→ Data records
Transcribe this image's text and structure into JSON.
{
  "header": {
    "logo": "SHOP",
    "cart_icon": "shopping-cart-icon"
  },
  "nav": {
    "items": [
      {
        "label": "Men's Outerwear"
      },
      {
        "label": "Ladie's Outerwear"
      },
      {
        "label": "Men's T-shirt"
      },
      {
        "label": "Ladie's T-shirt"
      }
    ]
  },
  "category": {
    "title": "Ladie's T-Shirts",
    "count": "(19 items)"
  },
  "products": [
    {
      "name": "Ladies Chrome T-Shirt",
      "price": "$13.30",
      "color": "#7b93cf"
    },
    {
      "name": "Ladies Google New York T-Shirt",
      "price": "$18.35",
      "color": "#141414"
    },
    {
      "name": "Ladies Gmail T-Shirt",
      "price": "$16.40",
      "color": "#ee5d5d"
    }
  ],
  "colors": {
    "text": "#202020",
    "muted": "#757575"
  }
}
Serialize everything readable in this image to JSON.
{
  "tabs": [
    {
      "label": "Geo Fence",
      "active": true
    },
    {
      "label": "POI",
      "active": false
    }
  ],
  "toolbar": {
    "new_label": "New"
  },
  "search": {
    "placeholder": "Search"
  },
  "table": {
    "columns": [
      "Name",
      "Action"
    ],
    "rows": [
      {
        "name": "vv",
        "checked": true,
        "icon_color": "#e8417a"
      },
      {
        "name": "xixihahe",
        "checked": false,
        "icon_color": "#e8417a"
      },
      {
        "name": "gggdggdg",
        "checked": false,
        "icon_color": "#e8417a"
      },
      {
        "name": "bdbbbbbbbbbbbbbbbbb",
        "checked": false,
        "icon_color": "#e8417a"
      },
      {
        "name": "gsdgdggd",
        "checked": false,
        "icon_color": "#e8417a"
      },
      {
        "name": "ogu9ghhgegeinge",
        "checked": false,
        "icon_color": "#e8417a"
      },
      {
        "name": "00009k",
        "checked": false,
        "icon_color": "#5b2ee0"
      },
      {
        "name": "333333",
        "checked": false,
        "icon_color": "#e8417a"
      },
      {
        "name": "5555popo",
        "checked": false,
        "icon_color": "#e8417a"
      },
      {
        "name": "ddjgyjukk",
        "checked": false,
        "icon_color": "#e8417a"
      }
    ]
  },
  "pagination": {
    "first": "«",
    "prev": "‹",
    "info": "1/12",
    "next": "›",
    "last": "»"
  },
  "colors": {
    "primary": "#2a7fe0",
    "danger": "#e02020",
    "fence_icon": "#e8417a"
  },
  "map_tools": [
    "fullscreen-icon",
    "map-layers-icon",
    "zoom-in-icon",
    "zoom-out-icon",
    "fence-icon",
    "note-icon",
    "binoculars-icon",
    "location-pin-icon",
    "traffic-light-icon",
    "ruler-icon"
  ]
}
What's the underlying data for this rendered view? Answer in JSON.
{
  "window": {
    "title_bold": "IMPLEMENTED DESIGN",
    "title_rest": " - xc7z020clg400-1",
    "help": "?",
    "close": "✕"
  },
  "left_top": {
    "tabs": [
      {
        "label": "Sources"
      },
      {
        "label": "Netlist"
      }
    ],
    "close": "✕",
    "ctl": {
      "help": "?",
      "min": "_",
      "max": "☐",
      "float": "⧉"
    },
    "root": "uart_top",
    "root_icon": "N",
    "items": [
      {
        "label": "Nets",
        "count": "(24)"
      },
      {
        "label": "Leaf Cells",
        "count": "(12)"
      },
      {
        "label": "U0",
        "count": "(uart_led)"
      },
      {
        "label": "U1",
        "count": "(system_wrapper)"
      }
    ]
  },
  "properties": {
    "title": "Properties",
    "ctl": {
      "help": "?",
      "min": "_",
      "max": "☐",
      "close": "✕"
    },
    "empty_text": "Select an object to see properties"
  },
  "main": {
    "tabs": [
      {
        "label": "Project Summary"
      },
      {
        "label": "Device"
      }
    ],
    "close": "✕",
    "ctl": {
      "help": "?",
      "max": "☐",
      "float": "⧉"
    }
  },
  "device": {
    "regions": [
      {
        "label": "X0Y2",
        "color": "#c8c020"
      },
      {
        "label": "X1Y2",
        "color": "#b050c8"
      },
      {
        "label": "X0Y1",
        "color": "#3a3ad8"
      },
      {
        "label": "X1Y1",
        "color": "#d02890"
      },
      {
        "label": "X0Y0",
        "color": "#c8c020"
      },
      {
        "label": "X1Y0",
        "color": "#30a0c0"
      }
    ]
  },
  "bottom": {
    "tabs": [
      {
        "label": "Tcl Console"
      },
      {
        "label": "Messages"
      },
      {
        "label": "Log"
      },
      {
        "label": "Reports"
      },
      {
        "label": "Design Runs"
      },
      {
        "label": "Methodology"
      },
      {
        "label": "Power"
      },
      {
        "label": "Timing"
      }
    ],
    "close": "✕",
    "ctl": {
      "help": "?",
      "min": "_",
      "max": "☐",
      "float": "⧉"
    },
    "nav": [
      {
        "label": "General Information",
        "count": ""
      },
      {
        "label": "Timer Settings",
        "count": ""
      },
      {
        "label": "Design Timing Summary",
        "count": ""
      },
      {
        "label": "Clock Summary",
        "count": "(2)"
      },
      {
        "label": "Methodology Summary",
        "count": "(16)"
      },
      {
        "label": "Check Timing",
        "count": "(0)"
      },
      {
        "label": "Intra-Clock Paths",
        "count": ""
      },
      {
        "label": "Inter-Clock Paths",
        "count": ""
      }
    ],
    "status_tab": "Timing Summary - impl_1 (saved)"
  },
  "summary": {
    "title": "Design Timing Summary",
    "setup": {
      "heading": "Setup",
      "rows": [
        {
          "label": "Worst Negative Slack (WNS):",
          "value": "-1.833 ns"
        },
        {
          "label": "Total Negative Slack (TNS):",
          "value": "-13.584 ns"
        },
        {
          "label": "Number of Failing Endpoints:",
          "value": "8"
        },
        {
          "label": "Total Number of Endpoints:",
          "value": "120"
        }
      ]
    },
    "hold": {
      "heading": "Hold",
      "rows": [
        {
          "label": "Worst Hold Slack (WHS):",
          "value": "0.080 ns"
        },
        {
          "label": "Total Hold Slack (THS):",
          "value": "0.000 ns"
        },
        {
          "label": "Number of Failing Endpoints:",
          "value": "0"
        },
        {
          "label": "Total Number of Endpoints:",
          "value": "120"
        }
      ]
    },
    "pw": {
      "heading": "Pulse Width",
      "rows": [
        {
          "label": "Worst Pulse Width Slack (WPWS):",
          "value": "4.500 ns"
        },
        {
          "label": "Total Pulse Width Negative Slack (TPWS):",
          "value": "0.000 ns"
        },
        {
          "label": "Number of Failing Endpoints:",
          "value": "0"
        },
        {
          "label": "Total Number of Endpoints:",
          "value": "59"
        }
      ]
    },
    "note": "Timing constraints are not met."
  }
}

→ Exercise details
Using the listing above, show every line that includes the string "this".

→ Problem solution
Transcribe this image's text and structure into JSON.
Serialize everything readable in this image to JSON.
What's the underlying data for this rendered view? Answer in JSON.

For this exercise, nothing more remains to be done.